Orthodox protest against holding EuroPride, although the Serbian authorities have already canceled the pan-European event – Copyright AFP OLIVER BUNIC
Serbian Prime Minister Ana Brnabic visited northern Kosovo on Monday, marking the first trip by a senior official from Belgrade to the former breakaway province in years since the recent outbreak of unrest.
The visit comes just over a week after Serbia and Kosovo signed a landmark agreement that would allow their citizens to move freely between the territories of longtime rivals.
The deal follows weeks of negotiations in Brussels after unrest rocked northern Kosovo this summer as Serbian protesters blocked border crossings and fired on police over a plan by Kosovo authorities to introduce a new set of travel documents for people entering the territory with Serbian identity cards.
In the ethnically divided city of Mitrovica, about a thousand local Serbs greeted Brnabić, waving Serbian flags and holding placards reading “We have only one prime minister” and “Welcome to Serbia, Kosovo’s holy land.”
“I sincerely hope that the Provisional Institutions in Pristina will become sincerely committed to dialogue and finding some kind of compromise necessary for the long-term normalization of relations between Belgrade and Pristina,” Brnabic said at a press conference, referring to the Kosovo authorities.
“This is what we need – not only for our European integration – but also for ourselves,” she added.
Serbia has been a candidate for EU membership since 2012, but most experts doubt that the country has a chance of joining the bloc until Belgrade works out an agreement to normalize relations with Kosovo.
– High security –
The Brnabić delegation traveled with a strong bodyguard while NATO troops were stationed along the main roads in the area, with a helicopter circling overhead.
During her one-day tour of Kosovo, the 46-year-old was supposed to visit educational institutions, a Serbian Orthodox monastery and interact with local farmers.
The area has long been a hotspot between the two communities after a bitter war in the 1990s that sparked a NATO bombing campaign that paved the way for Kosovo’s unilateral declaration of independence from Serbia in 2008.
Serbia deeply resents Kosovo’s breakaway status and has never recognized its independence.
Serbs in northern Kosovo have long refused to recognize Pristina’s authority and remain largely loyal to the Serbian government in Belgrade.
Another point of tension between the two countries is related to the vehicle license plates that Pristina has imposed throughout Kosovo, including the Serb minority living in the north.

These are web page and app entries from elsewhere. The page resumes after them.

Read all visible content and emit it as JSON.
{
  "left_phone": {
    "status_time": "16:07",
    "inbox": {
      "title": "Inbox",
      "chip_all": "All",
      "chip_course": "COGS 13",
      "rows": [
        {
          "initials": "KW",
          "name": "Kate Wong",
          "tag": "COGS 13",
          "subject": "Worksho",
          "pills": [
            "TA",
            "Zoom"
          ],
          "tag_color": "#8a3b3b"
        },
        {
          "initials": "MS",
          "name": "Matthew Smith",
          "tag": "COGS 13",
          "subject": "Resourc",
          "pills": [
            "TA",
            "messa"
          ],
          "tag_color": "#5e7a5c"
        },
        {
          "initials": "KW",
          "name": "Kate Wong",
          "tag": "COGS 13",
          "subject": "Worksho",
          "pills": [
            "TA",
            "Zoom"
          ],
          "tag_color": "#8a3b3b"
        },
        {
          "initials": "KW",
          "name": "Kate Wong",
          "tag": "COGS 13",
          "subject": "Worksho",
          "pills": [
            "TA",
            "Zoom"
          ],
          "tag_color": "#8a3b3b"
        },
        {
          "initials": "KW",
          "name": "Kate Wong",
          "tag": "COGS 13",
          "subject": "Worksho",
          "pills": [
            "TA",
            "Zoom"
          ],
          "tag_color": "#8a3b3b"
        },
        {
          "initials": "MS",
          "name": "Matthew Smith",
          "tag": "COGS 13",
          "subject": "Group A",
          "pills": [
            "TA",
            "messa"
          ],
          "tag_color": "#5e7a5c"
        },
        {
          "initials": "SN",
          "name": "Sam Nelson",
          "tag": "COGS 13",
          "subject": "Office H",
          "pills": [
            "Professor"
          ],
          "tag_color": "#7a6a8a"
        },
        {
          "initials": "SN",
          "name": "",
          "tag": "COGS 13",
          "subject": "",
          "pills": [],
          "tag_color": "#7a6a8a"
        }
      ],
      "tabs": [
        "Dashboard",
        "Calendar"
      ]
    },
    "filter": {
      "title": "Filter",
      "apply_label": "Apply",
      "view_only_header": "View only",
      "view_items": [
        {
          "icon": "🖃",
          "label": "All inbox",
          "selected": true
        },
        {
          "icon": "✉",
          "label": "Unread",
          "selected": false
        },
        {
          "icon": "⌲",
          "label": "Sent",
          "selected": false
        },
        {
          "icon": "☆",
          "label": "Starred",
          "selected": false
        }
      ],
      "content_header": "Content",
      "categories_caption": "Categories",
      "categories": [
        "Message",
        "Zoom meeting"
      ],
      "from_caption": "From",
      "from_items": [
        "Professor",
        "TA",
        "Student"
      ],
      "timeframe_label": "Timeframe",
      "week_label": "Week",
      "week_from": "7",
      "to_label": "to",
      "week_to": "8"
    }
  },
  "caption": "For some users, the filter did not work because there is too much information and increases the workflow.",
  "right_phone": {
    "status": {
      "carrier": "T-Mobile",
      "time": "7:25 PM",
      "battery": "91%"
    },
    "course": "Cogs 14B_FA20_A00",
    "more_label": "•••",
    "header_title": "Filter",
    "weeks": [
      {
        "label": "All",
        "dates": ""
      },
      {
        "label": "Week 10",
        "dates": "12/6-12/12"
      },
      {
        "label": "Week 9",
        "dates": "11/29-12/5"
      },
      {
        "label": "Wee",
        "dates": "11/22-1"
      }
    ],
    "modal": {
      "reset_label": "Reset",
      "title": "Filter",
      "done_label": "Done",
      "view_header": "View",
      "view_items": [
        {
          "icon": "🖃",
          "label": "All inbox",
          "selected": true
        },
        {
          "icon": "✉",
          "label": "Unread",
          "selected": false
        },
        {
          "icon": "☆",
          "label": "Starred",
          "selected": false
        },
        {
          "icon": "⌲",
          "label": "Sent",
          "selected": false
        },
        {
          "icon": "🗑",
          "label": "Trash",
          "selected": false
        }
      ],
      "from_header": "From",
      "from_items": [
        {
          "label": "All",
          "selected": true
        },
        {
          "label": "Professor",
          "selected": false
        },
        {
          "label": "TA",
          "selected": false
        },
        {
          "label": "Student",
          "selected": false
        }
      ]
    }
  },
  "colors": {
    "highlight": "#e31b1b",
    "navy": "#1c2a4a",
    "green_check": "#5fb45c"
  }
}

On Sunday, Serbian President Aleksandar Vucic said Germany and France had offered to send additional ambassadors to help negotiate with Pristina.
Kosovo’s ethnic Albanian majority fought Serbian forces in 1999, supported by NATO warplanes.
In 2008, it declared independence, which was recognized by most, but not all, EU member states.
The latest unrest in Kosovo has prompted NATO chief Jens Stoltenberg to say that the 3,700 NATO peacekeepers stationed in Kosovo will do whatever is necessary to ensure a secure environment.